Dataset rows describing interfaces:
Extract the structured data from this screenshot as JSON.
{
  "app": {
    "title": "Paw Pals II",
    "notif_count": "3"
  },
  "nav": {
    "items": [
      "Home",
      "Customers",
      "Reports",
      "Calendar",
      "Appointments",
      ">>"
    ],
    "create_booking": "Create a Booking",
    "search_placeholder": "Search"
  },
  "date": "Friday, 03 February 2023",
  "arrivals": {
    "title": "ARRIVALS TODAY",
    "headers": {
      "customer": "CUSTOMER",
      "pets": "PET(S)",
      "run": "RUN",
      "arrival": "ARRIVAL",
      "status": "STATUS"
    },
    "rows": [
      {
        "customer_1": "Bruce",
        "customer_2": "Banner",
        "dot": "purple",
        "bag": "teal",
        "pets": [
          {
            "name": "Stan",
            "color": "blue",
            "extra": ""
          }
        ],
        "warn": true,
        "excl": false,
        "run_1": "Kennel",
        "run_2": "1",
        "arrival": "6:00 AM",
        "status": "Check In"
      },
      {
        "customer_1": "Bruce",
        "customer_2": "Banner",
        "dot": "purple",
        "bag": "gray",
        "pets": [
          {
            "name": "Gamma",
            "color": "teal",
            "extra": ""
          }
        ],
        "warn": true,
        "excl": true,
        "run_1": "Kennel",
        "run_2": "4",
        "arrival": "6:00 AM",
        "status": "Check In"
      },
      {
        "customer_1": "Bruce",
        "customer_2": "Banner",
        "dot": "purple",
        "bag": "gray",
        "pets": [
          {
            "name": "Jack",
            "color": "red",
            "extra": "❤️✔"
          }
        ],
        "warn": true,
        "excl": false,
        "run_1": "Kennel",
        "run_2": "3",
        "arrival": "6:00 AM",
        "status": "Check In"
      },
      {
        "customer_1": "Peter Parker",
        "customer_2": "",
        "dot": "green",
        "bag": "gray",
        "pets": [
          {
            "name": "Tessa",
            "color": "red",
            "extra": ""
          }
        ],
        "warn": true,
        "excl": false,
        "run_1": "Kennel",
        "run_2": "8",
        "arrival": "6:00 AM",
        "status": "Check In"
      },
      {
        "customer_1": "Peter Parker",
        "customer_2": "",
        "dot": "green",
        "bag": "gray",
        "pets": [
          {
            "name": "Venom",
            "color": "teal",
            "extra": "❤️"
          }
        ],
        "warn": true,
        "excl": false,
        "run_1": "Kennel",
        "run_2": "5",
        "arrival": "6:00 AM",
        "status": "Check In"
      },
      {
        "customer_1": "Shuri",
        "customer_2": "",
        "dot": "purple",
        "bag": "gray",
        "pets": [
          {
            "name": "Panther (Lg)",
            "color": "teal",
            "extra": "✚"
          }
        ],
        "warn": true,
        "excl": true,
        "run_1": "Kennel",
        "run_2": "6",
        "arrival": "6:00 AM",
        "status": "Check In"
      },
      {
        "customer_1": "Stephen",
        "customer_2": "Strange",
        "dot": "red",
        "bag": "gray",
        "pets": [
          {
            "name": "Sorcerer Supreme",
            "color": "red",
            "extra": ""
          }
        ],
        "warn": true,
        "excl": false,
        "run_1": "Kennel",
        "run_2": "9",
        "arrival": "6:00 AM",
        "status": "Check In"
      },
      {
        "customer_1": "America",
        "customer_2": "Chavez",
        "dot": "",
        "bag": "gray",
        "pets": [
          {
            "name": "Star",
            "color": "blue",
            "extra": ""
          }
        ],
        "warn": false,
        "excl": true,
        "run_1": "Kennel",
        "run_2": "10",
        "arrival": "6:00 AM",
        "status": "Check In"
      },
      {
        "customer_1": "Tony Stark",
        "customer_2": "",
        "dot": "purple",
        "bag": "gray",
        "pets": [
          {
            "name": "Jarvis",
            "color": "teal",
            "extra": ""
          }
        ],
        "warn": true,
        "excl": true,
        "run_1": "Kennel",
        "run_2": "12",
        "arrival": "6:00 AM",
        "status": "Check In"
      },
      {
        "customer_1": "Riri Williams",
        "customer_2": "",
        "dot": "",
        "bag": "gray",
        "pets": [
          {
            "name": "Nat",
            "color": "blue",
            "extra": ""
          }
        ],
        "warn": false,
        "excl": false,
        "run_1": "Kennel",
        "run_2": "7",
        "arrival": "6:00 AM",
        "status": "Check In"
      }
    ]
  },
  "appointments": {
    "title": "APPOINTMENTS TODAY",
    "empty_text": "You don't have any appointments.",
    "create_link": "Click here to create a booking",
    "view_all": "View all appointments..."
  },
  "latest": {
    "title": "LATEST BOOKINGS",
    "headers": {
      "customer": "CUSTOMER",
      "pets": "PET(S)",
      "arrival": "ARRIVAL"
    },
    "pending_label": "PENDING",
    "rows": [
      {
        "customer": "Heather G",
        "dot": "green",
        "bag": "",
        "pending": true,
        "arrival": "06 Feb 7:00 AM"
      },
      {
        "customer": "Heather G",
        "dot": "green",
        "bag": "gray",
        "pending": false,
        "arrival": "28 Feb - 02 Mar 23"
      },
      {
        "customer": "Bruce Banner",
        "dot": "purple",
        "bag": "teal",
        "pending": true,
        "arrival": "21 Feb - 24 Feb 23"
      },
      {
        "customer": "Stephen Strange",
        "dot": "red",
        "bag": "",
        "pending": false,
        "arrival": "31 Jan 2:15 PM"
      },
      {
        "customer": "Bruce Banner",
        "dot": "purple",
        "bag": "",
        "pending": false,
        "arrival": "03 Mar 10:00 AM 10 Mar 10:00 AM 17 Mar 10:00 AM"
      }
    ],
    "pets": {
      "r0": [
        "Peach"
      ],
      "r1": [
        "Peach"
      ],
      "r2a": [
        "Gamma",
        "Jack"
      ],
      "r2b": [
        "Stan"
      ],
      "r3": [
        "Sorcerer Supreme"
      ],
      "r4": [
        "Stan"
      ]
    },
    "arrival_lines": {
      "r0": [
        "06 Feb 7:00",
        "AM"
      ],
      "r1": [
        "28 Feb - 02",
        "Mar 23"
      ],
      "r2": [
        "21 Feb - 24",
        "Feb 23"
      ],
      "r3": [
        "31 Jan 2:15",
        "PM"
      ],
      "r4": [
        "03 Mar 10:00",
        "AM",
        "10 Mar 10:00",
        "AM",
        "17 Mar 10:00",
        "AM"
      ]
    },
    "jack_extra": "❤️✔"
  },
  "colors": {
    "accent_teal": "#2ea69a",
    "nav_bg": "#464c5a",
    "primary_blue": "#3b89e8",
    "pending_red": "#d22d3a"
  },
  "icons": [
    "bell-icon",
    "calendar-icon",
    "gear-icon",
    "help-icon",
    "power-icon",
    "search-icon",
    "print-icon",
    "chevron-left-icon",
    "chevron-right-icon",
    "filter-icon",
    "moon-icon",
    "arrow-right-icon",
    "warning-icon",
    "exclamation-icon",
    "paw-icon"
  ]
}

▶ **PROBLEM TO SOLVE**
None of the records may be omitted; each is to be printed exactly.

▶ **EXERCISE OUTPUT**
Extract the structured data from this screenshot as JSON.
{
  "app": {
    "title": "Paw Pals II",
    "notif_count": "3"
  },
  "nav": {
    "items": [
      "Home",
      "Customers",
      "Reports",
      "Calendar",
      "Appointments",
      ">>"
    ],
    "create_booking": "Create a Booking",
    "search_placeholder": "Search"
  },
  "date": "Friday, 03 February 2023",
  "arrivals": {
    "title": "ARRIVALS TODAY",
    "headers": {
      "customer": "CUSTOMER",
      "pets": "PET(S)",
      "run": "RUN",
      "arrival": "ARRIVAL",
      "status": "STATUS"
    },
    "rows": [
      {
        "customer_1": "Bruce",
        "customer_2": "Banner",
        "dot": "purple",
        "bag": "teal",
        "pets": [
          {
            "name": "Stan",
            "color": "blue",
            "extra": ""
          }
        ],
        "warn": true,
        "excl": false,
        "run_1": "Kennel",
        "run_2": "1",
        "arrival": "6:00 AM",
        "status": "Check In"
      },
      {
        "customer_1": "Bruce",
        "customer_2": "Banner",
        "dot": "purple",
        "bag": "gray",
        "pets": [
          {
            "name": "Gamma",
            "color": "teal",
            "extra": ""
          }
        ],
        "warn": true,
        "excl": true,
        "run_1": "Kennel",
        "run_2": "4",
        "arrival": "6:00 AM",
        "status": "Check In"
      },
      {
        "customer_1": "Bruce",
        "customer_2": "Banner",
        "dot": "purple",
        "bag": "gray",
        "pets": [
          {
            "name": "Jack",
            "color": "red",
            "extra": "❤️✔"
          }
        ],
        "warn": true,
        "excl": false,
        "run_1": "Kennel",
        "run_2": "3",
        "arrival": "6:00 AM",
        "status": "Check In"
      },
      {
        "customer_1": "Peter Parker",
        "customer_2": "",
        "dot": "green",
        "bag": "gray",
        "pets": [
          {
            "name": "Tessa",
            "color": "red",
            "extra": ""
          }
        ],
        "warn": true,
        "excl": false,
        "run_1": "Kennel",
        "run_2": "8",
        "arrival": "6:00 AM",
        "status": "Check In"
      },
      {
        "customer_1": "Peter Parker",
        "customer_2": "",
        "dot": "green",
        "bag": "gray",
        "pets": [
          {
            "name": "Venom",
            "color": "teal",
            "extra": "❤️"
          }
        ],
        "warn": true,
        "excl": false,
        "run_1": "Kennel",
        "run_2": "5",
        "arrival": "6:00 AM",
        "status": "Check In"
      },
      {
        "customer_1": "Shuri",
        "customer_2": "",
        "dot": "purple",
        "bag": "gray",
        "pets": [
          {
            "name": "Panther (Lg)",
            "color": "teal",
            "extra": "✚"
          }
        ],
        "warn": true,
        "excl": true,
        "run_1": "Kennel",
        "run_2": "6",
        "arrival": "6:00 AM",
        "status": "Check In"
      },
      {
        "customer_1": "Stephen",
        "customer_2": "Strange",
        "dot": "red",
        "bag": "gray",
        "pets": [
          {
            "name": "Sorcerer Supreme",
            "color": "red",
            "extra": ""
          }
        ],
        "warn": true,
        "excl": false,
        "run_1": "Kennel",
        "run_2": "9",
        "arrival": "6:00 AM",
        "status": "Check In"
      },
      {
        "customer_1": "America",
        "customer_2": "Chavez",
        "dot": "",
        "bag": "gray",
        "pets": [
          {
            "name": "Star",
            "color": "blue",
            "extra": ""
          }
        ],
        "warn": false,
        "excl": true,
        "run_1": "Kennel",
        "run_2": "10",
        "arrival": "6:00 AM",
        "status": "Check In"
      },
      {
        "customer_1": "Tony Stark",
        "customer_2": "",
        "dot": "purple",
        "bag": "gray",
        "pets": [
          {
            "name": "Jarvis",
            "color": "teal",
            "extra": ""
          }
        ],
        "warn": true,
        "excl": true,
        "run_1": "Kennel",
        "run_2": "12",
        "arrival": "6:00 AM",
        "status": "Check In"
      },
      {
        "customer_1": "Riri Williams",
        "customer_2": "",
        "dot": "",
        "bag": "gray",
        "pets": [
          {
            "name": "Nat",
            "color": "blue",
            "extra": ""
          }
        ],
        "warn": false,
        "excl": false,
        "run_1": "Kennel",
        "run_2": "7",
        "arrival": "6:00 AM",
        "status": "Check In"
      }
    ]
  },
  "appointments": {
    "title": "APPOINTMENTS TODAY",
    "empty_text": "You don't have any appointments.",
    "create_link": "Click here to create a booking",
    "view_all": "View all appointments..."
  },
  "latest": {
    "title": "LATEST BOOKINGS",
    "headers": {
      "customer": "CUSTOMER",
      "pets": "PET(S)",
      "arrival": "ARRIVAL"
    },
    "pending_label": "PENDING",
    "rows": [
      {
        "customer": "Heather G",
        "dot": "green",
        "bag": "",
        "pending": true,
        "arrival": "06 Feb 7:00 AM"
      },
      {
        "customer": "Heather G",
        "dot": "green",
        "bag": "gray",
        "pending": false,
        "arrival": "28 Feb - 02 Mar 23"
      },
      {
        "customer": "Bruce Banner",
        "dot": "purple",
        "bag": "teal",
        "pending": true,
        "arrival": "21 Feb - 24 Feb 23"
      },
      {
        "customer": "Stephen Strange",
        "dot": "red",
        "bag": "",
        "pending": false,
        "arrival": "31 Jan 2:15 PM"
      },
      {
        "customer": "Bruce Banner",
        "dot": "purple",
        "bag": "",
        "pending": false,
        "arrival": "03 Mar 10:00 AM 10 Mar 10:00 AM 17 Mar 10:00 AM"
      }
    ],
    "pets": {
      "r0": [
        "Peach"
      ],
      "r1": [
        "Peach"
      ],
      "r2a": [
        "Gamma",
        "Jack"
      ],
      "r2b": [
        "Stan"
      ],
      "r3": [
        "Sorcerer Supreme"
      ],
      "r4": [
        "Stan"
      ]
    },
    "arrival_lines": {
      "r0": [
        "06 Feb 7:00",
        "AM"
      ],
      "r1": [
        "28 Feb - 02",
        "Mar 23"
      ],
      "r2": [
        "21 Feb - 24",
        "Feb 23"
      ],
      "r3": [
        "31 Jan 2:15",
        "PM"
      ],
      "r4": [
        "03 Mar 10:00",
        "AM",
        "10 Mar 10:00",
        "AM",
        "17 Mar 10:00",
        "AM"
      ]
    },
    "jack_extra": "❤️✔"
  },
  "colors": {
    "accent_teal": "#2ea69a",
    "nav_bg": "#464c5a",
    "primary_blue": "#3b89e8",
    "pending_red": "#d22d3a"
  },
  "icons": [
    "bell-icon",
    "calendar-icon",
    "gear-icon",
    "help-icon",
    "power-icon",
    "search-icon",
    "print-icon",
    "chevron-left-icon",
    "chevron-right-icon",
    "filter-icon",
    "moon-icon",
    "arrow-right-icon",
    "warning-icon",
    "exclamation-icon",
    "paw-icon"
  ]
}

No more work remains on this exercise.